Loading Map...

Backwaters and Beaches

Written on: Thursday February 5th, 2009

Oh, how I didn't want to leave Goa. 

Nonetheless, I reluctantly said goodbye to my Russian friends, Artem and Alexander, and hopped in the rickshaw to travel 23k north before catching the southbound train.  The plan was to stop in Cochin for a couple nights before heading to the southern tip of India.  But after a chilly overnight on the train, I actually started reading my Lonely Planet: maybe Cochin isn't where I want to be; I think Alleppey would be better.  Upon detraining in Cochin I immediately purchased a new ticket to the town that held high hopes in my mind.  And with me was my new Chinese friend, Madison, who had the same travel plan. We chatted as the train slowly made its way down the coast and eventually arrived in the small town of Alleppey.

Exiting the station we were bombarded with accommodation offers.  With the rickshaw price agreed upon we set off to view two of the recently offered guest houses, as well as one of the cheapies recommended by LP.  The results were in and LP's recommendation came in dead last, with the rooms being accurately described by Madison as "jail".  Taking the silver medal was the two story bamboo hotel.  It was nice, but incredibly hot.  So we opted for the homestay.  And oh my god what a good choice that was!  The place was recently purchased and updated by a lovely Indian family living next door.  It had two bedrooms, each with private bath, a kitchen, dining room and living room.  Cable TV, free water and lots of home-cooked, tasty treats made our stay all the more enjoyable (oh yeah, and at a cost of $3 each, we absolutely could not complain)!  So we dropped our bags, grabbed a shower and explored town a bit.  A decent meal and fantabulous fresh juice made the night complete.

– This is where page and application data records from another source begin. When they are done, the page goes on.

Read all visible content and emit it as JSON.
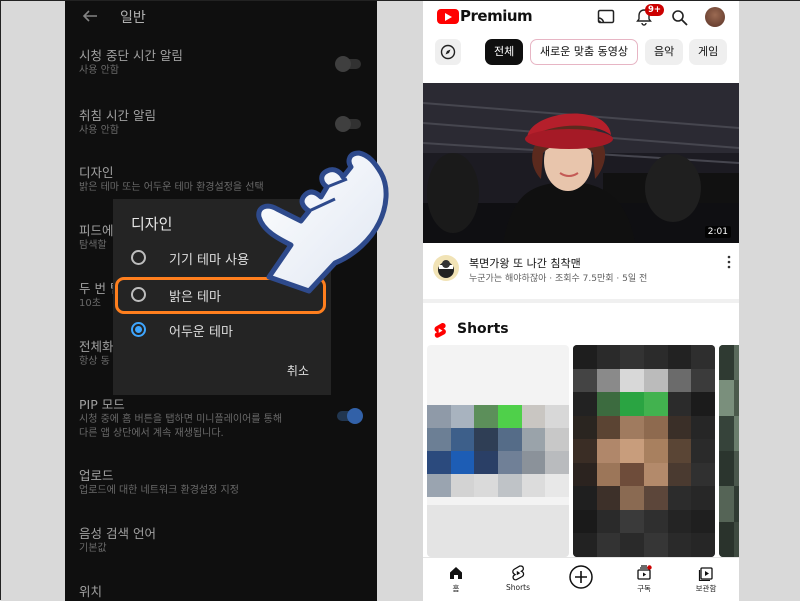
{
  "settings": {
    "title": "일반",
    "rows": [
      {
        "title": "시청 중단 시간 알림",
        "sub": "사용 안함",
        "toggle": "off"
      },
      {
        "title": "취침 시간 알림",
        "sub": "사용 안함",
        "toggle": "off"
      },
      {
        "title": "디자인",
        "sub": "밝은 테마 또는 어두운 테마 환경설정을 선택"
      },
      {
        "title": "피드에",
        "sub": "탐색할"
      },
      {
        "title": "두 번 탭",
        "sub": "10초"
      },
      {
        "title": "전체화",
        "sub": "항상 동"
      },
      {
        "title": "PIP 모드",
        "sub": "시청 중에 홈 버튼을 탭하면 미니플레이어를 통해",
        "sub2": "다른 앱 상단에서 계속 재생됩니다.",
        "toggle": "on"
      },
      {
        "title": "업로드",
        "sub": "업로드에 대한 네트워크 환경설정 지정"
      },
      {
        "title": "음성 검색 언어",
        "sub": "기본값"
      },
      {
        "title": "위치",
        "sub": ""
      }
    ],
    "dialog": {
      "title": "디자인",
      "options": [
        {
          "label": "기기 테마 사용",
          "checked": false
        },
        {
          "label": "밝은 테마",
          "checked": false
        },
        {
          "label": "어두운 테마",
          "checked": true
        }
      ],
      "cancel": "취소"
    }
  },
  "youtube": {
    "brand": "Premium",
    "notification_badge": "9+",
    "chips": [
      "전체",
      "새로운 맞춤 동영상",
      "음악",
      "게임"
    ],
    "video": {
      "duration": "2:01",
      "title": "복면가왕 또 나간 침착맨",
      "subtitle": "누군가는 해야하잖아 · 조회수 7.5만회 · 5일 전"
    },
    "shorts_title": "Shorts",
    "nav": [
      "홈",
      "Shorts",
      "",
      "구독",
      "보관함"
    ]
  },
  "colors": {
    "highlight": "#ff7f1e",
    "accent": "#3ea6ff",
    "youtube_red": "#ff0000"
  }
}
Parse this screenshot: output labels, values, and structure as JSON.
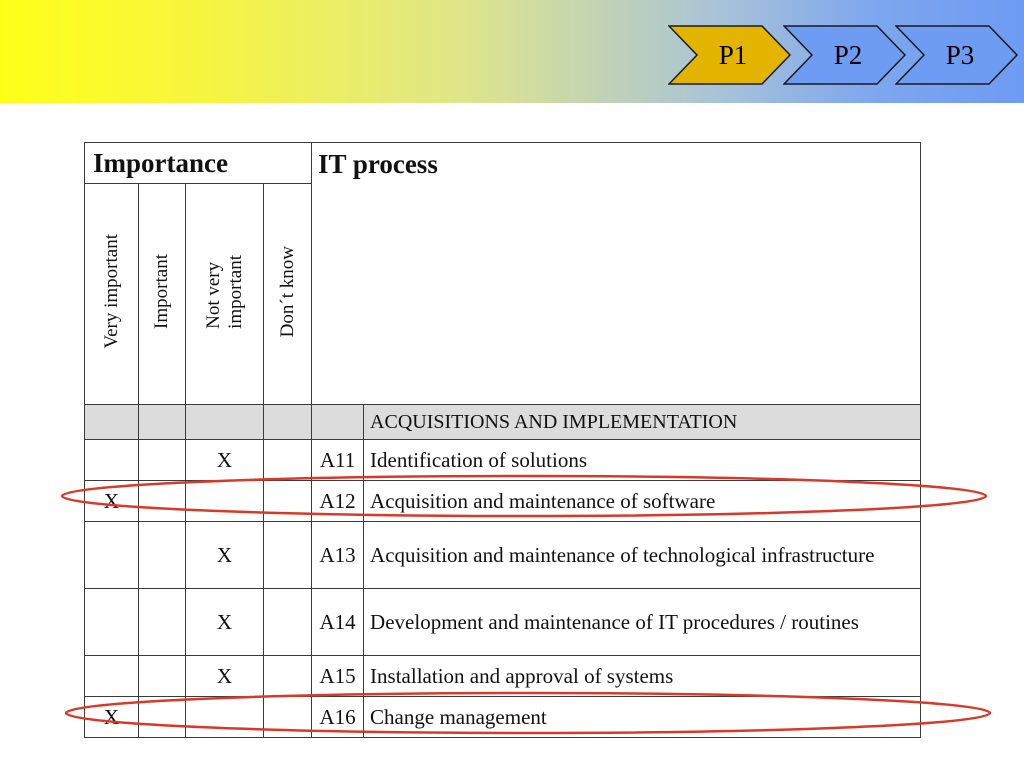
{
  "header": {
    "steps": [
      "P1",
      "P2",
      "P3"
    ],
    "active_step": "P1",
    "colors": {
      "active_fill": "#e3b400",
      "inactive_fill": "#6f9cf3",
      "gradient_left": "#ffff1a",
      "gradient_right": "#6e9bf4"
    }
  },
  "table": {
    "importance_header": "Importance",
    "process_header": "IT process",
    "importance_columns": [
      "Very important",
      "Important",
      "Not very\nimportant",
      "Don´t know"
    ],
    "section_title": "ACQUISITIONS AND IMPLEMENTATION",
    "rows": [
      {
        "code": "A11",
        "process": "Identification of solutions",
        "marks": [
          "",
          "",
          "X",
          ""
        ]
      },
      {
        "code": "A12",
        "process": "Acquisition and maintenance of software",
        "marks": [
          "X",
          "",
          "",
          ""
        ],
        "highlighted": true
      },
      {
        "code": "A13",
        "process": "Acquisition and maintenance of technological infrastructure",
        "marks": [
          "",
          "",
          "X",
          ""
        ]
      },
      {
        "code": "A14",
        "process": "Development and maintenance of IT procedures / routines",
        "marks": [
          "",
          "",
          "X",
          ""
        ]
      },
      {
        "code": "A15",
        "process": "Installation and approval of systems",
        "marks": [
          "",
          "",
          "X",
          ""
        ]
      },
      {
        "code": "A16",
        "process": "Change management",
        "marks": [
          "X",
          "",
          "",
          ""
        ],
        "highlighted": true
      }
    ],
    "highlight_color": "#d83a2a"
  }
}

The next day we woke with the intention of seeing the backwaters: a river network that twists and winds its way though the rice fields and small villages that create the interior of southern India.  We chose a hand-propelled canoe.  Although it was a bit slower than some of the other watercraft, the serenity more than made up for the lack of motor.  The day was fun, albeit hot.  We saw traditional, hand-carved canoes carrying their loads to nearby villages; we saw a long boat that required the strength of one hundred men to paddle it foward during the annual race in these waters; we saw school children walking along the banks in the afternoon; we saw locals multi-tasking: both washing dishes in the river while also enjoying a refreshing dip for themselves; we saw eagles and herons and kingfishers.  We even walked through a couple rice fields en route to a local restaurant where we sampled some 'todi', or coconut beer.  Yes, it was a fine day, part of which was even spent sprawled out on the bottom of the boat, grabbing a few winks, as our guide paddled amongst the palm trees.  Returning to town, the now familiar pattern was repeated: ice cream, dinner, fresh fruit juice, grapes and melon to bring back to the room.  One could get used to this.

Content with our backwater experience, we decided to leave town the next afternoon, which allowed for a full morning at the beach.  Man...what a difference from Goa.  This beach was huge and completely barren.  There were a handfull of locals, a couple ice cream vendors and us...the only outsiders around.  So we chose a spot and took off our outerwear.  That was all it took to get thirty-plus people to crowd around us. 

"Yes, you can take a picture with us.  Oh, you too?  Ok.  Just with me?  Alright, one more, but I need to get back to my friend."

The young men were continually ogling Madison and appeared to have serious man crushes on me.  Even while going for a swim we could not avoid them.  Fortunately we had both been through this before and simply took it in stride, not letting the unwanted attention ruin the moment.  And the moment was good!  A gorgeous day, an outgoing friend, and the discovery of the best apple juice in the world made for a superb morning, as well as a perfect ending to our stay in Alleppey.